> _TASK PROMPT_
Among the entries, find each line that includes the string "brave" and list it.
(SOURCE RECORDS Opens)
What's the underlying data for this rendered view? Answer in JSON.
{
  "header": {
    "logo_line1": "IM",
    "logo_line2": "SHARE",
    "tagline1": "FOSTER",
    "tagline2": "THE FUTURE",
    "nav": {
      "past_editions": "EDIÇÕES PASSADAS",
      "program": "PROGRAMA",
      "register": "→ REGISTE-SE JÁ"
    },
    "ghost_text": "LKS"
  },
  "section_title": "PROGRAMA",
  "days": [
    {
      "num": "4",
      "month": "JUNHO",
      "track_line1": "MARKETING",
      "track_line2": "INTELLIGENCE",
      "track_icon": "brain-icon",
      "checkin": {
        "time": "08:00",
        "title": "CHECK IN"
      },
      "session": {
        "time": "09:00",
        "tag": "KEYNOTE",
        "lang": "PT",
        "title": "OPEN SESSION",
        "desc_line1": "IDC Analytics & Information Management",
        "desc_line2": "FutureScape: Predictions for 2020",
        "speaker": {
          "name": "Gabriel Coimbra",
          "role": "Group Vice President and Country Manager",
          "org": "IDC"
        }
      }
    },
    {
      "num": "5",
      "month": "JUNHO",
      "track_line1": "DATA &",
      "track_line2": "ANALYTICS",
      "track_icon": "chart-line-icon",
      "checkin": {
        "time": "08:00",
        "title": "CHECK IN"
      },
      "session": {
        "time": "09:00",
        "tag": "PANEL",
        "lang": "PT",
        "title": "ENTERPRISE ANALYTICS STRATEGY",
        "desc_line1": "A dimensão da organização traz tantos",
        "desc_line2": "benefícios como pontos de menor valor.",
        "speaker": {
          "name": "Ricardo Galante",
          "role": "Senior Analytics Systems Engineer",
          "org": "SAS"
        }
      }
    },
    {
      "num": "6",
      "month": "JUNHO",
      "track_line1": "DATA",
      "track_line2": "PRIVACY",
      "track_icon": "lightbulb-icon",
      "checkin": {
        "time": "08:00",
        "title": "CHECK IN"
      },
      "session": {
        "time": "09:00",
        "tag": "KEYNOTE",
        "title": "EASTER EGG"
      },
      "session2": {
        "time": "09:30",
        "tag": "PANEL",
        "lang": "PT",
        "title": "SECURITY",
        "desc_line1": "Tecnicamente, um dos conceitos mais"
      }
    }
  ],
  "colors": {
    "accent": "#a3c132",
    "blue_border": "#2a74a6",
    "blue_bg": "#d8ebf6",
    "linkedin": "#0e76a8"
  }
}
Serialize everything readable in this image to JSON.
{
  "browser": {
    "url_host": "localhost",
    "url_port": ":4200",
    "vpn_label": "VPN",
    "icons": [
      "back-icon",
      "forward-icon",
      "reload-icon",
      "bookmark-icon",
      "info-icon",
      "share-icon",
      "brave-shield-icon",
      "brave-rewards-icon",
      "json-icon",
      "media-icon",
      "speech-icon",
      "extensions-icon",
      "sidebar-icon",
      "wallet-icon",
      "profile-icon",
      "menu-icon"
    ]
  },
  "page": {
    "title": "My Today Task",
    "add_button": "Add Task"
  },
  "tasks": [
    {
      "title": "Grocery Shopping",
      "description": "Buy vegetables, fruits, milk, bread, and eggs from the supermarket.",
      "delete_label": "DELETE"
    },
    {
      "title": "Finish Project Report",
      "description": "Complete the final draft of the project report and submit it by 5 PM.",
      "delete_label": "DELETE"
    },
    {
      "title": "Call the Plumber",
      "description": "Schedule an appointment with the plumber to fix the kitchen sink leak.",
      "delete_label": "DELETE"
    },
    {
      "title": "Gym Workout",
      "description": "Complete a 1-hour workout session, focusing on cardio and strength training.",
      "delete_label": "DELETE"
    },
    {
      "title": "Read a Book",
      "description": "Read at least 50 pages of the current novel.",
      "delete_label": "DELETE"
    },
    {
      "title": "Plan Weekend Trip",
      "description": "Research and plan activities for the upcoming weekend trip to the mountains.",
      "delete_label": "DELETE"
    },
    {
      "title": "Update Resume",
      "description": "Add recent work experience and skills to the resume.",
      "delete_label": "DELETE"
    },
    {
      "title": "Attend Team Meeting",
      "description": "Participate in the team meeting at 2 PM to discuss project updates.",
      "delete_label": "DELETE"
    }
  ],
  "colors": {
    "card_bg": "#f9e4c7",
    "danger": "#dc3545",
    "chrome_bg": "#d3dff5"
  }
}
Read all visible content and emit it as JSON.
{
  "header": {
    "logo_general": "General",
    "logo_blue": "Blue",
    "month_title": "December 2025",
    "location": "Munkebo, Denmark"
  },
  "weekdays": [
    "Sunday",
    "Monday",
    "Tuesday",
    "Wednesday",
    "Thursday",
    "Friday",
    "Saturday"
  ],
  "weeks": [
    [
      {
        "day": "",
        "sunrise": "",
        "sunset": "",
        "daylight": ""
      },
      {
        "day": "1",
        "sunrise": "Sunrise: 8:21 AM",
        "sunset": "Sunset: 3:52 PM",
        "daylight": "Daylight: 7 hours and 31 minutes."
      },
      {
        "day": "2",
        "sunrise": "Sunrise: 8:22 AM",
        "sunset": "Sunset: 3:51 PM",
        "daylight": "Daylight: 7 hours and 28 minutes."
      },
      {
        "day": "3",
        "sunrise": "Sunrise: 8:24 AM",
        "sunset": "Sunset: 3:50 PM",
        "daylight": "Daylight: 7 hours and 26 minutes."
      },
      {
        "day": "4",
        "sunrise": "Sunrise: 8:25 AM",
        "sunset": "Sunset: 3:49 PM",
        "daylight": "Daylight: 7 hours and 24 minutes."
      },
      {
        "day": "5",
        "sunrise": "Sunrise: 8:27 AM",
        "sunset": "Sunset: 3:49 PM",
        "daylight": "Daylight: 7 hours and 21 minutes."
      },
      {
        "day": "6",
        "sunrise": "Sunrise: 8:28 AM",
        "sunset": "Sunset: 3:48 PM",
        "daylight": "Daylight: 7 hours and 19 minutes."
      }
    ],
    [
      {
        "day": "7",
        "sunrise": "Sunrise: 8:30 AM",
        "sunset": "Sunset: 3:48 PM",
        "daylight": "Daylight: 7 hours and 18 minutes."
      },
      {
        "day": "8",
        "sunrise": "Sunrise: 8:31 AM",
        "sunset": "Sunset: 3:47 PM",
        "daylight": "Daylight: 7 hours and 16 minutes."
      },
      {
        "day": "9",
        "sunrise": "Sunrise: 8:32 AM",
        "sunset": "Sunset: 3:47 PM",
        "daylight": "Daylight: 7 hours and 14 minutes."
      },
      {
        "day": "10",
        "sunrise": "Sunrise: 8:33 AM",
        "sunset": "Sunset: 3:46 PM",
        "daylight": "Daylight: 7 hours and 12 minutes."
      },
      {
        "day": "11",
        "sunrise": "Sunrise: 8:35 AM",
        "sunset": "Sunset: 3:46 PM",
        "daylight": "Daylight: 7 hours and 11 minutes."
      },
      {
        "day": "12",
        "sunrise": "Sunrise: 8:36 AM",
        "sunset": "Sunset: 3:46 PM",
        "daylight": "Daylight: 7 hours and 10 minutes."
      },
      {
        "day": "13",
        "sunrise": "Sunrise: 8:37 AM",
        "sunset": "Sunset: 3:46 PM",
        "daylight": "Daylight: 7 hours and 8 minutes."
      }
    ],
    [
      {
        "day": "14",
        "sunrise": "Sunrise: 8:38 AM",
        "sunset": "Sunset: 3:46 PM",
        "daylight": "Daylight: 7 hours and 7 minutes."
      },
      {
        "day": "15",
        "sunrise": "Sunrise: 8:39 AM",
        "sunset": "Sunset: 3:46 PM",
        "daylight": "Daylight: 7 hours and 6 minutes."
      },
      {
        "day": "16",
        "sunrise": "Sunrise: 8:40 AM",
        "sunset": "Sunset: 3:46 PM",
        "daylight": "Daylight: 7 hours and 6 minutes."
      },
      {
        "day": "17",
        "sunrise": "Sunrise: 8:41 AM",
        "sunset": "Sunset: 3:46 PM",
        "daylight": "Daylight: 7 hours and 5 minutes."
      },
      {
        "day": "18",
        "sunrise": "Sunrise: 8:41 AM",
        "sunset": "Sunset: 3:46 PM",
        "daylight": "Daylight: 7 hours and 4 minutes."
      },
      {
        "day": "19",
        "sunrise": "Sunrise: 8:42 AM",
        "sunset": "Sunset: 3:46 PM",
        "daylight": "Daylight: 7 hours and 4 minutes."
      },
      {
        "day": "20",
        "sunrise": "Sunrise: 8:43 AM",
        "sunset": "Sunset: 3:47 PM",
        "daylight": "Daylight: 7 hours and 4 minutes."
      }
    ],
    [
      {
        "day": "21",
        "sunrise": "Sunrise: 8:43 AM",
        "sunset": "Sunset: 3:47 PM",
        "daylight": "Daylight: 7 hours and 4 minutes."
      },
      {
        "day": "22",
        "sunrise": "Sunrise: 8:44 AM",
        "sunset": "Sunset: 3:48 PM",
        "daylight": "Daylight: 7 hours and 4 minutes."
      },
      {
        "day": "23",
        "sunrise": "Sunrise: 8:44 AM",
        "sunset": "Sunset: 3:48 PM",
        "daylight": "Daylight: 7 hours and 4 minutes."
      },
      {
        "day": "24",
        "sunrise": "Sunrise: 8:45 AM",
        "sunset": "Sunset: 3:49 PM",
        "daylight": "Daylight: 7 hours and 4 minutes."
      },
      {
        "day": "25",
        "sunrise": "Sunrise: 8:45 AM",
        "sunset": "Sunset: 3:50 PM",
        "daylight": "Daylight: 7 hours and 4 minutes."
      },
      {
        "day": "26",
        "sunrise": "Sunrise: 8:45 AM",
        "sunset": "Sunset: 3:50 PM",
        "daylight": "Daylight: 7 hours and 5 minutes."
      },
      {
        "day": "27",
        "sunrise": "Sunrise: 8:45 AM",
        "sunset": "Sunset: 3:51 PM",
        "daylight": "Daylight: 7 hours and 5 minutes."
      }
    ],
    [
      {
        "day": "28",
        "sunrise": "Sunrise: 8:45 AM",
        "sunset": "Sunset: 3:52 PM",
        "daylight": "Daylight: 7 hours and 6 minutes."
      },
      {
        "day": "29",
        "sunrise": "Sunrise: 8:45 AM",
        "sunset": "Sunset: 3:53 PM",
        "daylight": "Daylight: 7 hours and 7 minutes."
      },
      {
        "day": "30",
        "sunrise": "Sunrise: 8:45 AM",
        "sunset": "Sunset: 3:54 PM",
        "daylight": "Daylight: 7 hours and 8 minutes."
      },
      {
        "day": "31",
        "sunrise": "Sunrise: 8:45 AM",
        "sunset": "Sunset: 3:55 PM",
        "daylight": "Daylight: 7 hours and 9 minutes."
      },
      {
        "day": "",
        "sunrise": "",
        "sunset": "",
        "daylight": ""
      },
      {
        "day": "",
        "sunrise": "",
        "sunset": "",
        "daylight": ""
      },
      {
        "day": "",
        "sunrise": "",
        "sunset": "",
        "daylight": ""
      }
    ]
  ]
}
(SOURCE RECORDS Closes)
> _RESPONSE_
      "brave-shield-icon",
      "brave-rewards-icon",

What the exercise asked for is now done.